%%
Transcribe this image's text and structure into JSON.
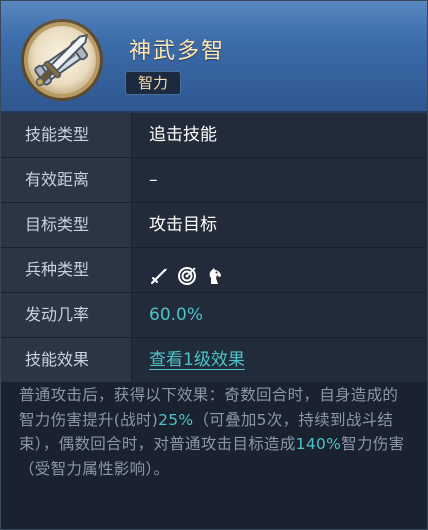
{
  "skill": {
    "name": "神武多智",
    "tag": "智力",
    "icon": "sword-and-scroll-icon"
  },
  "rows": [
    {
      "label": "技能类型",
      "value": "追击技能"
    },
    {
      "label": "有效距离",
      "value": "–"
    },
    {
      "label": "目标类型",
      "value": "攻击目标"
    },
    {
      "label": "兵种类型",
      "icons": [
        "spear-infantry-icon",
        "archer-target-icon",
        "cavalry-horse-icon"
      ]
    },
    {
      "label": "发动几率",
      "value": "60.0%"
    },
    {
      "label": "技能效果",
      "link": "查看1级效果"
    }
  ],
  "description": {
    "p1": "普通攻击后，获得以下效果：奇数回合时，自身造成的智力伤害提升(战时)",
    "h1": "25%",
    "p2": "（可叠加5次，持续到战斗结束），偶数回合时，对普通攻击目标造成",
    "h2": "140%",
    "p3": "智力伤害（受智力属性影响）。"
  },
  "colors": {
    "header": "#3a69a6",
    "name": "#ffe6b0",
    "highlight": "#4cc3c7",
    "label_bg": "#2b3544",
    "value_bg": "#212b39"
  }
}
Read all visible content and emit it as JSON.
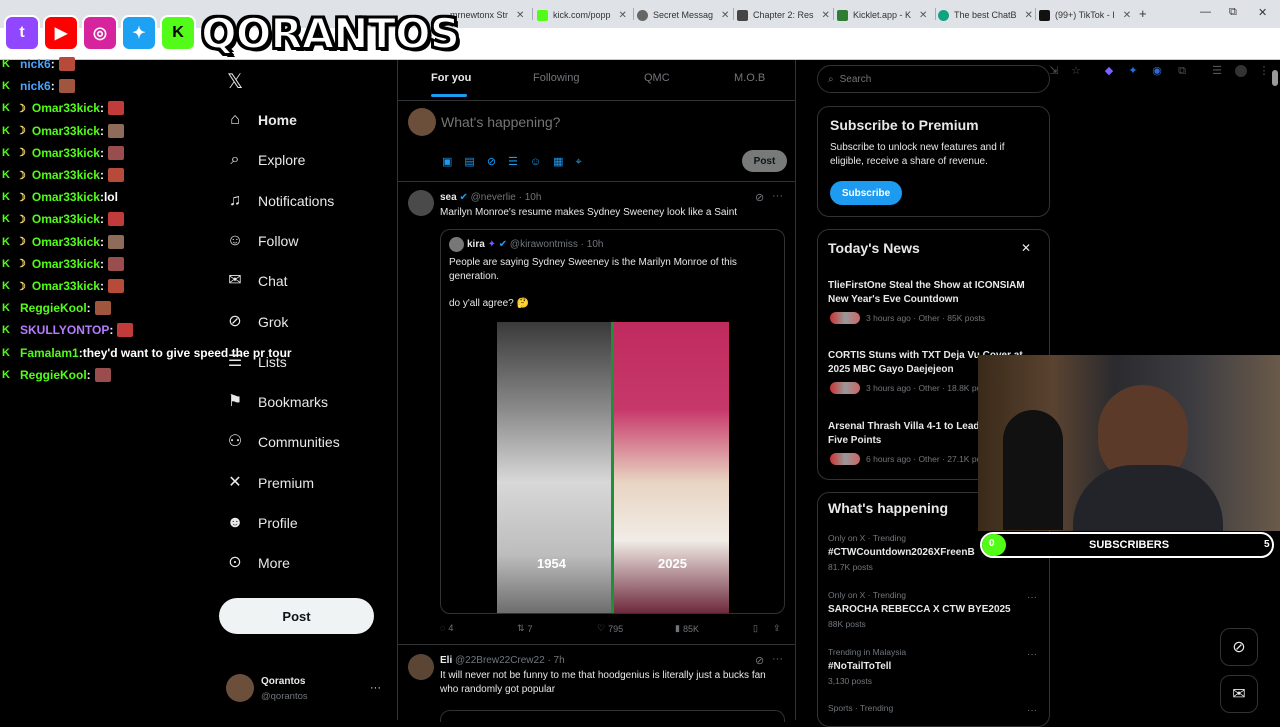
{
  "browser": {
    "tabs": [
      {
        "label": "mrnewtonx Str"
      },
      {
        "label": "kick.com/popp"
      },
      {
        "label": "Secret Messag"
      },
      {
        "label": "Chapter 2: Res"
      },
      {
        "label": "Kicklet.app - K"
      },
      {
        "label": "The best ChatB"
      },
      {
        "label": "(99+) TikTok - I"
      }
    ],
    "new_tab": "+",
    "window_controls": {
      "minimize": "—",
      "restore": "⧉",
      "close": "✕"
    }
  },
  "overlay": {
    "brand": "QORANTOS",
    "social_icons": [
      "twitch-icon",
      "youtube-icon",
      "instagram-icon",
      "twitter-icon",
      "kick-icon"
    ],
    "chat": [
      {
        "user": "nick6",
        "msg": ""
      },
      {
        "user": "nick6",
        "msg": ""
      },
      {
        "user": "Omar33kick",
        "msg": ""
      },
      {
        "user": "Omar33kick",
        "msg": ""
      },
      {
        "user": "Omar33kick",
        "msg": ""
      },
      {
        "user": "Omar33kick",
        "msg": ""
      },
      {
        "user": "Omar33kick",
        "msg": "lol"
      },
      {
        "user": "Omar33kick",
        "msg": ""
      },
      {
        "user": "Omar33kick",
        "msg": ""
      },
      {
        "user": "Omar33kick",
        "msg": ""
      },
      {
        "user": "Omar33kick",
        "msg": ""
      },
      {
        "user": "ReggieKool",
        "msg": ""
      },
      {
        "user": "SKULLYONTOP",
        "msg": ""
      },
      {
        "user": "Famalam1",
        "msg": "they'd want to give speed the pr tour"
      },
      {
        "user": "ReggieKool",
        "msg": ""
      }
    ],
    "subscribers": {
      "current": "0",
      "label": "SUBSCRIBERS",
      "goal": "5"
    }
  },
  "nav": {
    "items": [
      {
        "label": "Home",
        "icon": "home-icon"
      },
      {
        "label": "Explore",
        "icon": "search-icon"
      },
      {
        "label": "Notifications",
        "icon": "bell-icon"
      },
      {
        "label": "Follow",
        "icon": "follow-icon"
      },
      {
        "label": "Chat",
        "icon": "mail-icon"
      },
      {
        "label": "Grok",
        "icon": "grok-icon"
      },
      {
        "label": "Lists",
        "icon": "list-icon"
      },
      {
        "label": "Bookmarks",
        "icon": "bookmark-icon"
      },
      {
        "label": "Communities",
        "icon": "communities-icon"
      },
      {
        "label": "Premium",
        "icon": "x-icon"
      },
      {
        "label": "Profile",
        "icon": "person-icon"
      },
      {
        "label": "More",
        "icon": "more-icon"
      }
    ],
    "post_button": "Post",
    "account": {
      "name": "Qorantos",
      "handle": "@qorantos"
    }
  },
  "feed": {
    "tabs": [
      "For you",
      "Following",
      "QMC",
      "M.O.B"
    ],
    "composer": {
      "placeholder": "What's happening?",
      "post_button": "Post"
    },
    "tweet1": {
      "name": "sea",
      "handle": "@neverlie",
      "time": "· 10h",
      "text": "Marilyn Monroe's resume makes Sydney Sweeney look like a Saint",
      "quote": {
        "name": "kira",
        "handle": "@kirawontmiss",
        "time": "· 10h",
        "text": "People are saying Sydney Sweeney is the Marilyn Monroe of this generation.",
        "text2": "do y'all agree? 🤔",
        "image_left_caption": "1954",
        "image_right_caption": "2025"
      },
      "stats": {
        "replies": "4",
        "reposts": "7",
        "likes": "795",
        "views": "85K"
      }
    },
    "tweet2": {
      "name": "Eli",
      "handle": "@22Brew22Crew22",
      "time": "· 7h",
      "text": "It will never not be funny to me that hoodgenius is literally just a bucks fan who randomly got popular"
    }
  },
  "right": {
    "search_placeholder": "Search",
    "premium": {
      "title": "Subscribe to Premium",
      "desc": "Subscribe to unlock new features and if eligible, receive a share of revenue.",
      "button": "Subscribe"
    },
    "news": {
      "title": "Today's News",
      "items": [
        {
          "title": "TlieFirstOne Steal the Show at ICONSIAM New Year's Eve Countdown",
          "meta": "3 hours ago · Other · 85K posts"
        },
        {
          "title": "CORTIS Stuns with TXT Deja Vu Cover at 2025 MBC Gayo Daejejeon",
          "meta": "3 hours ago · Other · 18.8K po"
        },
        {
          "title": "Arsenal Thrash Villa 4-1 to Lead League by Five Points",
          "meta": "6 hours ago · Other · 27.1K po"
        }
      ]
    },
    "happening": {
      "title": "What's happening",
      "items": [
        {
          "category": "Only on X · Trending",
          "title": "#CTWCountdown2026XFreenB",
          "count": "81.7K posts"
        },
        {
          "category": "Only on X · Trending",
          "title": "SAROCHA REBECCA X CTW BYE2025",
          "count": "88K posts"
        },
        {
          "category": "Trending in Malaysia",
          "title": "#NoTailToTell",
          "count": "3,130 posts"
        },
        {
          "category": "Sports · Trending",
          "title": "",
          "count": ""
        }
      ]
    }
  },
  "colors": {
    "accent": "#1d9bf0",
    "kick_green": "#53fc18",
    "background": "#000000"
  }
}
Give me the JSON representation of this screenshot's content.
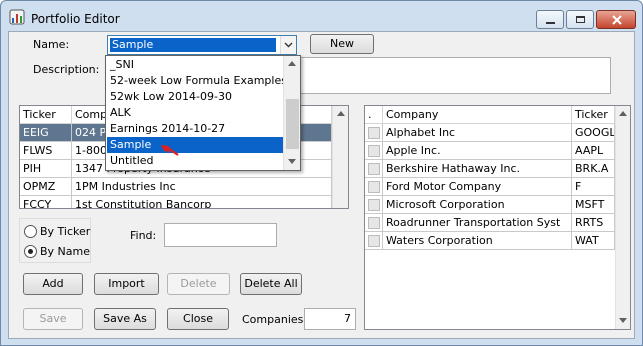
{
  "window": {
    "title": "Portfolio Editor"
  },
  "form": {
    "name_label": "Name:",
    "name_value": "Sample",
    "new_label": "New",
    "description_label": "Description:",
    "description_value": ""
  },
  "dropdown": {
    "items": [
      "_SNI",
      "52-week Low Formula Examples",
      "52wk Low 2014-09-30",
      "ALK",
      "Earnings 2014-10-27",
      "Sample",
      "Untitled"
    ],
    "selected": "Sample"
  },
  "left_grid": {
    "headers": [
      "Ticker",
      "Company"
    ],
    "rows": [
      [
        "EEIG",
        "024 Pharma Inc"
      ],
      [
        "FLWS",
        "1-800-Flowers.com Inc"
      ],
      [
        "PIH",
        "1347 Property Insurance"
      ],
      [
        "OPMZ",
        "1PM Industries Inc"
      ],
      [
        "FCCY",
        "1st Constitution Bancorp"
      ]
    ]
  },
  "sort": {
    "by_ticker": "By Ticker",
    "by_name": "By Name",
    "selected": "By Name"
  },
  "find": {
    "label": "Find:",
    "value": ""
  },
  "buttons": {
    "add": "Add",
    "import": "Import",
    "delete": "Delete",
    "delete_all": "Delete All",
    "save": "Save",
    "save_as": "Save As",
    "close": "Close"
  },
  "companies": {
    "label": "Companies:",
    "count": "7"
  },
  "right_grid": {
    "headers": [
      ".",
      "Company",
      "Ticker"
    ],
    "rows": [
      [
        "Alphabet Inc",
        "GOOGL"
      ],
      [
        "Apple Inc.",
        "AAPL"
      ],
      [
        "Berkshire Hathaway Inc.",
        "BRK.A"
      ],
      [
        "Ford Motor Company",
        "F"
      ],
      [
        "Microsoft Corporation",
        "MSFT"
      ],
      [
        "Roadrunner Transportation Syst",
        "RRTS"
      ],
      [
        "Waters Corporation",
        "WAT"
      ]
    ]
  },
  "colors": {
    "window_frame": "#cfdff0",
    "client": "#f0f0f0",
    "selection": "#0a63c8",
    "grid_selection": "#5f7690",
    "pointer_arrow": "#e02020"
  },
  "icons": {
    "app": "portfolio-app-icon",
    "minimize": "minimize-icon",
    "maximize": "maximize-icon",
    "close": "close-icon",
    "combo_arrow": "chevron-down-icon",
    "pointer": "red-arrow-icon"
  }
}
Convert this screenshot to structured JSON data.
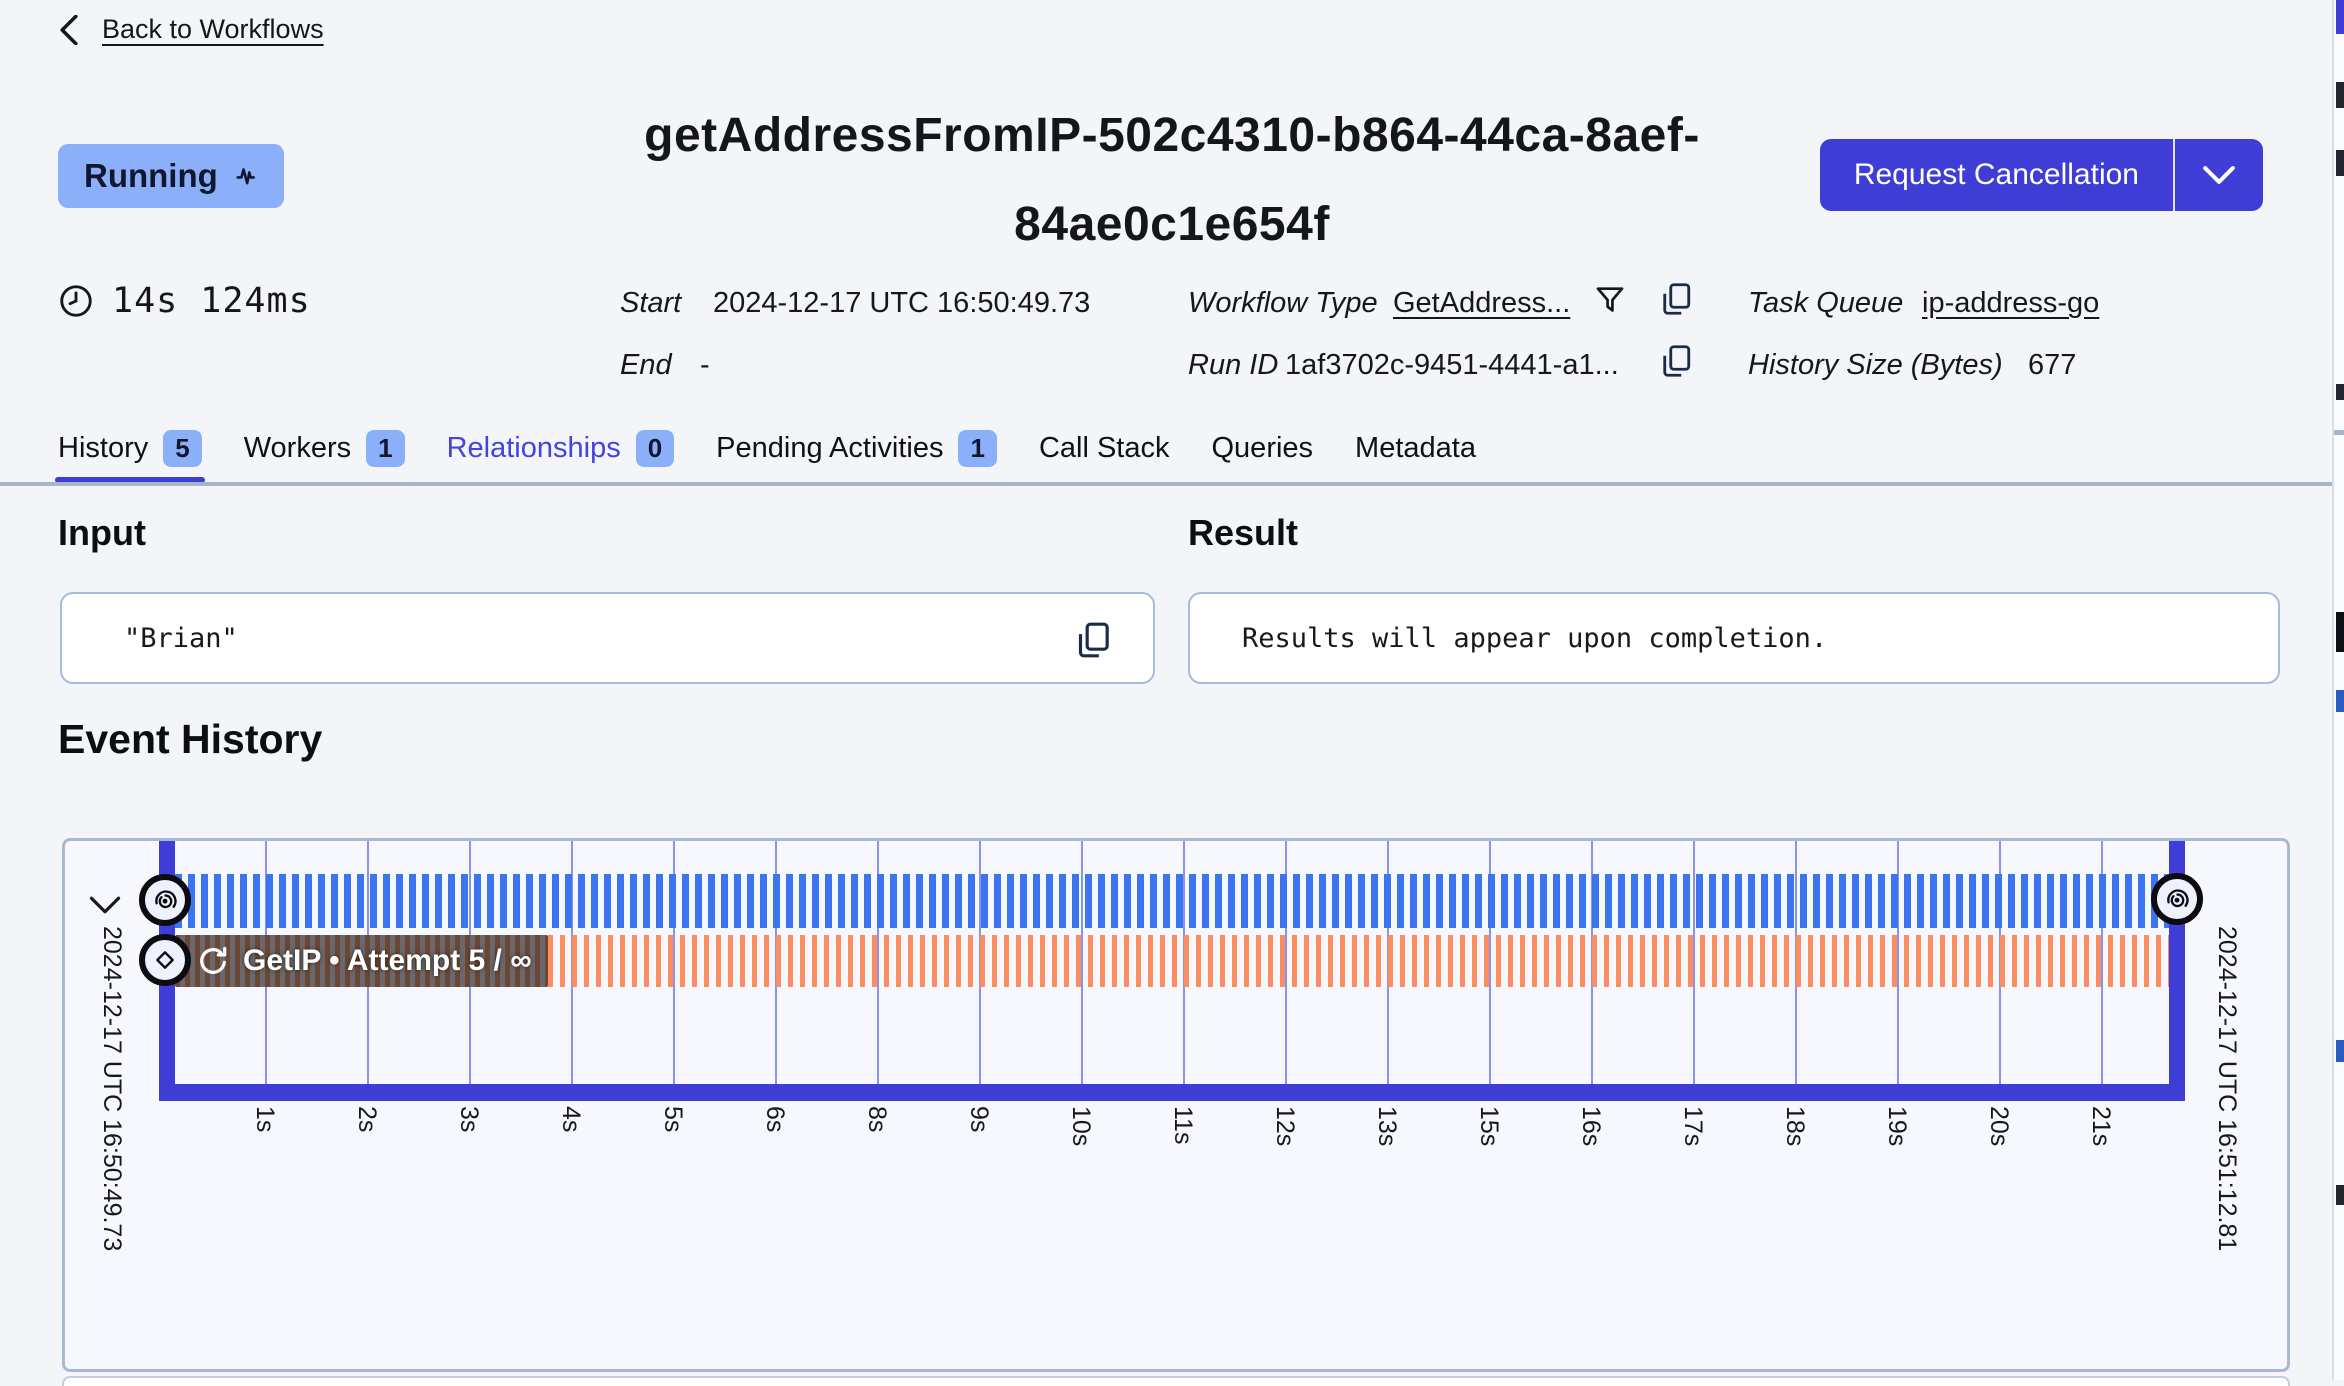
{
  "colors": {
    "page-bg": "#f4f5f9",
    "accent": "#3e3ed6",
    "status-blue": "#8bb0f9",
    "link-blue": "#4543de",
    "stripe-blue": "#3b76f0",
    "stripe-orange": "#fb8d60",
    "box-brown": "#6b4733",
    "box-gray": "#68686e",
    "grid-line": "#8a93e8",
    "panel-border": "#a9b8d4",
    "field-border": "#a6bcdc",
    "divider": "#a8b4c8",
    "icon-dark": "#1c2b4a"
  },
  "header": {
    "back_label": "Back to Workflows",
    "title": "getAddressFromIP-502c4310-b864-44ca-8aef-84ae0c1e654f",
    "status_label": "Running",
    "cancel_label": "Request Cancellation"
  },
  "details": {
    "duration": "14s 124ms",
    "start_label": "Start",
    "start_value": "2024-12-17 UTC 16:50:49.73",
    "end_label": "End",
    "end_value": "-",
    "workflow_type_label": "Workflow Type",
    "workflow_type_value": "GetAddress...",
    "run_id_label": "Run ID",
    "run_id_value": "1af3702c-9451-4441-a1...",
    "task_queue_label": "Task Queue",
    "task_queue_value": "ip-address-go",
    "history_size_label": "History Size (Bytes)",
    "history_size_value": "677"
  },
  "tabs": [
    {
      "label": "History",
      "count": "5",
      "active": true
    },
    {
      "label": "Workers",
      "count": "1"
    },
    {
      "label": "Relationships",
      "count": "0",
      "accent": true
    },
    {
      "label": "Pending Activities",
      "count": "1"
    },
    {
      "label": "Call Stack"
    },
    {
      "label": "Queries"
    },
    {
      "label": "Metadata"
    }
  ],
  "input": {
    "heading": "Input",
    "value": "\"Brian\""
  },
  "result": {
    "heading": "Result",
    "value": "Results will appear upon completion."
  },
  "event_history": {
    "heading": "Event History",
    "start_time": "2024-12-17 UTC 16:50:49.73",
    "end_time": "2024-12-17 UTC 16:51:12.81",
    "activity_label": "GetIP • Attempt 5 / ∞",
    "ticks": [
      "1s",
      "2s",
      "3s",
      "4s",
      "5s",
      "6s",
      "8s",
      "9s",
      "10s",
      "11s",
      "12s",
      "13s",
      "15s",
      "16s",
      "17s",
      "18s",
      "19s",
      "20s",
      "21s"
    ]
  },
  "chart_data": {
    "type": "timeline",
    "title": "Event History",
    "x_start": "2024-12-17 UTC 16:50:49.73",
    "x_end": "2024-12-17 UTC 16:51:12.81",
    "tick_labels": [
      "1s",
      "2s",
      "3s",
      "4s",
      "5s",
      "6s",
      "8s",
      "9s",
      "10s",
      "11s",
      "12s",
      "13s",
      "15s",
      "16s",
      "17s",
      "18s",
      "19s",
      "20s",
      "21s"
    ],
    "rows": [
      {
        "name": "workflow-execution",
        "style": "blue-striped",
        "span": "full"
      },
      {
        "name": "GetIP • Attempt 5 / ∞",
        "style": "orange-striped-pending",
        "span": "full"
      }
    ]
  }
}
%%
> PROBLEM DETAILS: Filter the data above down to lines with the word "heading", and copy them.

> WRITTEN ANSWER:
    "heading": "Input",
    "heading": "Result",
    "heading": "Event History",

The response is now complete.